The ACT's electronic voting and counting system (eVACS) uses standard personal computers as voting terminals, with voters using a barcode to authenticate their votes. Voting terminals are linked to a server in each polling location using a secure local area network. No votes are taken or transmitted over a public network like the Internet.

After you have your name marked on the electoral roll you are given a card with a barcode printed on it instead of a paper ballot. You use a private voting booth - equipped with a computer screen, cut-down keyboard and a barcode reader.

Scanning the card through the barcode reader brings up the ballot paper for your electorate and registers that a vote is about to be made.

By navigating the cursor with up, down and across keys you select the candidates you wish to vote for. When the cursor is on a candidate of your choice you use the select key to place a number in the square. The first candidate you select will be number 1, the second number 2 and so on. You can select as many candidates as you like. When you hit the finish key the screen will confirm your choices. You then have an opportunity to go back and change your choices or start again. If you do not choose any candidates, your vote will be counted as informal.

Your vote is only recorded on the computer when you swipe your card for a second time. At that point you cannot change your vote. The swipe card can only be used to cast one vote.

At the end of election day a data disk is removed from the polling place server and loaded into the counting program where your vote is counted. This process saves paper and data entry time and gives a fast and completely accurate result. The result is more accurate than a paper ballot because there is no possibility of misreading handwritten numbers. Numbers cannot be repeated or left out of a sequence.

Electronic counting, which combines the counting of electronic votes and paper ballots, was also used in the ACT for the first time at the 2001 election.

For the 2008 and 2012 elections, preferences shown on paper ballots were electronically scanned. This data was combined with the results of the electronic voting, and the computer program distributed preferences under the ACT's Hare-Clark electoral system.

Yes - eVACS will even allow someone who is totally blind to vote independently, in secret.

Every electronic polling place is equipped with a voting terminal that can be used by a person seated in the supplied chair or in a wheelchair.
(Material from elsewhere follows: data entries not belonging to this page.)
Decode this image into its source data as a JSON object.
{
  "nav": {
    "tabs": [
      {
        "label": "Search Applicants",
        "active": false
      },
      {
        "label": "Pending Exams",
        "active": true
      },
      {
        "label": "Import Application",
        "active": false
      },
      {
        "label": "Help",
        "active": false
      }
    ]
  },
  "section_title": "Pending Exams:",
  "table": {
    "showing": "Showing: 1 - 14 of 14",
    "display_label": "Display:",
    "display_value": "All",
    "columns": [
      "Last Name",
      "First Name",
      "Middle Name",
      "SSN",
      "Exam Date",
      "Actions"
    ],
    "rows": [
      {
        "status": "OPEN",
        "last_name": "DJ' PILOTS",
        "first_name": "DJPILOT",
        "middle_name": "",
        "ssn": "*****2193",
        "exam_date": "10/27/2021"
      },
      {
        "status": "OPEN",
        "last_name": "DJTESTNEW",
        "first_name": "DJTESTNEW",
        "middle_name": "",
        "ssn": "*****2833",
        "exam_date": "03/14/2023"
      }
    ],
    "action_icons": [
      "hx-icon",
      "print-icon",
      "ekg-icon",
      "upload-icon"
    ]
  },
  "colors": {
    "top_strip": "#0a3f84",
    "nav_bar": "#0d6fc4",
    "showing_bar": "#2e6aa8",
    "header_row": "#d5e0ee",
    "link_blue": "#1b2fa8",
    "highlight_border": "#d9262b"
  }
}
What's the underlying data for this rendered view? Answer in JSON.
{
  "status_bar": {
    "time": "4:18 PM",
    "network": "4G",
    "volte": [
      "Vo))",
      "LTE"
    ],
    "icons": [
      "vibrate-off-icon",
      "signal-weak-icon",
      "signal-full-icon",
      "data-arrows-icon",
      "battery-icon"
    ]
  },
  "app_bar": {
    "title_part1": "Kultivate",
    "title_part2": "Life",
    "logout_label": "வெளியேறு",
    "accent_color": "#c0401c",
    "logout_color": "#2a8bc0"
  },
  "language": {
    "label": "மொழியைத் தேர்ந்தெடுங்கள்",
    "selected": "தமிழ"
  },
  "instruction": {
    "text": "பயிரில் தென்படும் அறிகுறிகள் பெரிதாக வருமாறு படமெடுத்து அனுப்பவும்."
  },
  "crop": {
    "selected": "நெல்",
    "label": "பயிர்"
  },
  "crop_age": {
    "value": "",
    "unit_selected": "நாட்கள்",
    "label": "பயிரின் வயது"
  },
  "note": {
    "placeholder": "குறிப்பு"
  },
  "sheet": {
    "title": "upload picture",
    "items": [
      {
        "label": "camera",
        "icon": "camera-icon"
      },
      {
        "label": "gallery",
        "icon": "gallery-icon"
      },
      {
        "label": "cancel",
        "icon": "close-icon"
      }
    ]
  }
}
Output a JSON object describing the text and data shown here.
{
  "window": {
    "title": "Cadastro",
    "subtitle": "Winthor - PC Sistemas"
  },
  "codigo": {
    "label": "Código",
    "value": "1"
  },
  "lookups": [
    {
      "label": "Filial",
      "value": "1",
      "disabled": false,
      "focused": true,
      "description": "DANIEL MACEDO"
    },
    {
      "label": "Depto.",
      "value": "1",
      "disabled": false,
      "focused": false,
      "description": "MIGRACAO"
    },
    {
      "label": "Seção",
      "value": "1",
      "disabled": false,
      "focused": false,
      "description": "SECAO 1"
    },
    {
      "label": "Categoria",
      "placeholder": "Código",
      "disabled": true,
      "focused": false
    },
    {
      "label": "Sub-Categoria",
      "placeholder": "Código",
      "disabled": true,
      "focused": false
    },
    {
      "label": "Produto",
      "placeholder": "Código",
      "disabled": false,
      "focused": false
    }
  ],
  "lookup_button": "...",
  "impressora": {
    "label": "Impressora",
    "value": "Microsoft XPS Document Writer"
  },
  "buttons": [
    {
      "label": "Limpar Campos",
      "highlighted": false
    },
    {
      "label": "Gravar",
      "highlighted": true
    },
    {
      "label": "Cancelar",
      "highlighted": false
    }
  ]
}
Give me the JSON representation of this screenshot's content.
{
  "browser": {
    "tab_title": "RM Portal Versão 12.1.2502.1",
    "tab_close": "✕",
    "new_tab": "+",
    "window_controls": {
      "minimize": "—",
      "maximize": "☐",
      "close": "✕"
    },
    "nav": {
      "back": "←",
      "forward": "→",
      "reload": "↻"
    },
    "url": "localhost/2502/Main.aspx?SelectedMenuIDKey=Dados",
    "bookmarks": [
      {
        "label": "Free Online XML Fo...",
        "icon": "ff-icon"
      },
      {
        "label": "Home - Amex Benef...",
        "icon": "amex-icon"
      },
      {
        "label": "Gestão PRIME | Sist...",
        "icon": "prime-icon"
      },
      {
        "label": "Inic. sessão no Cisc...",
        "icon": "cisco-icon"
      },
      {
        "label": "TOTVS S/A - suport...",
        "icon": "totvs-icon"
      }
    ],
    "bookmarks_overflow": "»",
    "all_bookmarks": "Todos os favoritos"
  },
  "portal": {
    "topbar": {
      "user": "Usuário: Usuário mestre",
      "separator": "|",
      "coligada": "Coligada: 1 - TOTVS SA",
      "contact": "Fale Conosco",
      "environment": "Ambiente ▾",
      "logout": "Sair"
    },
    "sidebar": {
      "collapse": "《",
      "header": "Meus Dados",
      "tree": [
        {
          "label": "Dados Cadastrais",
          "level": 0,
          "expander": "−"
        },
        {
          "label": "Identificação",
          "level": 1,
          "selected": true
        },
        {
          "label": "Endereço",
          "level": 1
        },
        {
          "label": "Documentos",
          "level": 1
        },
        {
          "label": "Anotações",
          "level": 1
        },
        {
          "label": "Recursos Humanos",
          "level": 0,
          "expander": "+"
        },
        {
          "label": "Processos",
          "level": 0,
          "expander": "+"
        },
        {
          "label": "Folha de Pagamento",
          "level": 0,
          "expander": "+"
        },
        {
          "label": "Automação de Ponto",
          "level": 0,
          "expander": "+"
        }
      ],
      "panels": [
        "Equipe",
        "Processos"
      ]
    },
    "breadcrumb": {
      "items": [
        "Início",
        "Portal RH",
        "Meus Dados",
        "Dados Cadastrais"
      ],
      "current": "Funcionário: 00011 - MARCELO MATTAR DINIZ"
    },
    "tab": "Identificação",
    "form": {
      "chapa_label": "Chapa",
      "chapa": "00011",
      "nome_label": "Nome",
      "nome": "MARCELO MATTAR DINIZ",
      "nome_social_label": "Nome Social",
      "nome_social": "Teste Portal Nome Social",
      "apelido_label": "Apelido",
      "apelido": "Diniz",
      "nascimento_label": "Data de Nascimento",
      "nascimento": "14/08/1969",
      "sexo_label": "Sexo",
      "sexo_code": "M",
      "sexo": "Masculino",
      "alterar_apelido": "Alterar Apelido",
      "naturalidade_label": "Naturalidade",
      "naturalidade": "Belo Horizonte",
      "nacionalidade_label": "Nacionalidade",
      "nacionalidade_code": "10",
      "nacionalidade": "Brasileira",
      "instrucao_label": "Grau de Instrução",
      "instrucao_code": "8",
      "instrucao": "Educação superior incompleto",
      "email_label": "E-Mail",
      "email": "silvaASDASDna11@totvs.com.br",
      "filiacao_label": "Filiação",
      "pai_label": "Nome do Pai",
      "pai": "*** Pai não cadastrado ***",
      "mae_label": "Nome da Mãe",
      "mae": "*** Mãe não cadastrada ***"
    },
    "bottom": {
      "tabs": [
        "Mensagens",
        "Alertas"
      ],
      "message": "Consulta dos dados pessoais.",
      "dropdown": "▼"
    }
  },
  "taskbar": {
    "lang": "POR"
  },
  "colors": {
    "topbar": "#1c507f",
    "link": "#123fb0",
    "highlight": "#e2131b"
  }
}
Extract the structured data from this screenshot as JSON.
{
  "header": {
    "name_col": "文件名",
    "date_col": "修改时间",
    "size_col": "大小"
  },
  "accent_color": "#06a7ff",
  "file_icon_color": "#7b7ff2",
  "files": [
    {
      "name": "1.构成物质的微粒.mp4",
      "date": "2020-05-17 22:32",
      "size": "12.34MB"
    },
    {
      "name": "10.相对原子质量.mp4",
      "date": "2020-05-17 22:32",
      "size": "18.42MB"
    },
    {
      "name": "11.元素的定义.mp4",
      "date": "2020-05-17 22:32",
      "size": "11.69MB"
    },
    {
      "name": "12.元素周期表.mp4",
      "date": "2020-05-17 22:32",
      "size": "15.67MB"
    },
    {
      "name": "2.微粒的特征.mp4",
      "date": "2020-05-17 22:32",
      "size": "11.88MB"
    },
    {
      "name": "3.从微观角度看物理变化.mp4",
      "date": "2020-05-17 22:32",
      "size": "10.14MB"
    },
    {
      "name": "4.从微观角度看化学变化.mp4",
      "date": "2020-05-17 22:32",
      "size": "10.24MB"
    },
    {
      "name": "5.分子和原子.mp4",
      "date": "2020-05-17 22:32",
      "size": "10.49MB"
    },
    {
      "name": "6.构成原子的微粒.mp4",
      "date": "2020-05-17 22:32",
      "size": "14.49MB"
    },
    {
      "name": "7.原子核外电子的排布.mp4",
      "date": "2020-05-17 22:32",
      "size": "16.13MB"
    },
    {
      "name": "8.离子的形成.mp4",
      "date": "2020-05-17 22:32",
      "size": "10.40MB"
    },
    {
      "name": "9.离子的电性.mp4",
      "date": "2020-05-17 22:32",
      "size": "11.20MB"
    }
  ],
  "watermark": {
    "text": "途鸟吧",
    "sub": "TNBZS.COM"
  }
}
Each of these terminals has a large monitor. These terminals are also equipped with headphones broadcasting recorded spoken instructions.

If you use the headphones, the system invites you to press any key on the voting keypad to hear a description of what that key does. Each function key is also labelled with a tactile label indicating its purpose.

When you have finished learning the functions of all the keys, swiping the barcode will bring up the ballot paper screen.

When the ballot paper appears on screen for the first time, you are informed of the name of the electorate and the instructions printed on the screen. As you move around the ballot paper with the direction keys, the audio broadcasts the group letter, registered party name and candidate name highlighted by the cursor. When you indicate preferences by pressing the "select" key, the system also broadcasts the preference number assigned to each candidate.

When you finish allocating preferences, pressing the "finish" key brings up the confirmation screen and the system will read out your preferences in numerical order. You can then choose to return to the ballot paper and correct any errors or keep voting for more candidates, or confirm the vote by swiping the barcode for a second time.

Where possible, full wheelchair access is provided at all polling places where electronic voting is available. Otherwise assisted wheelchair access is available.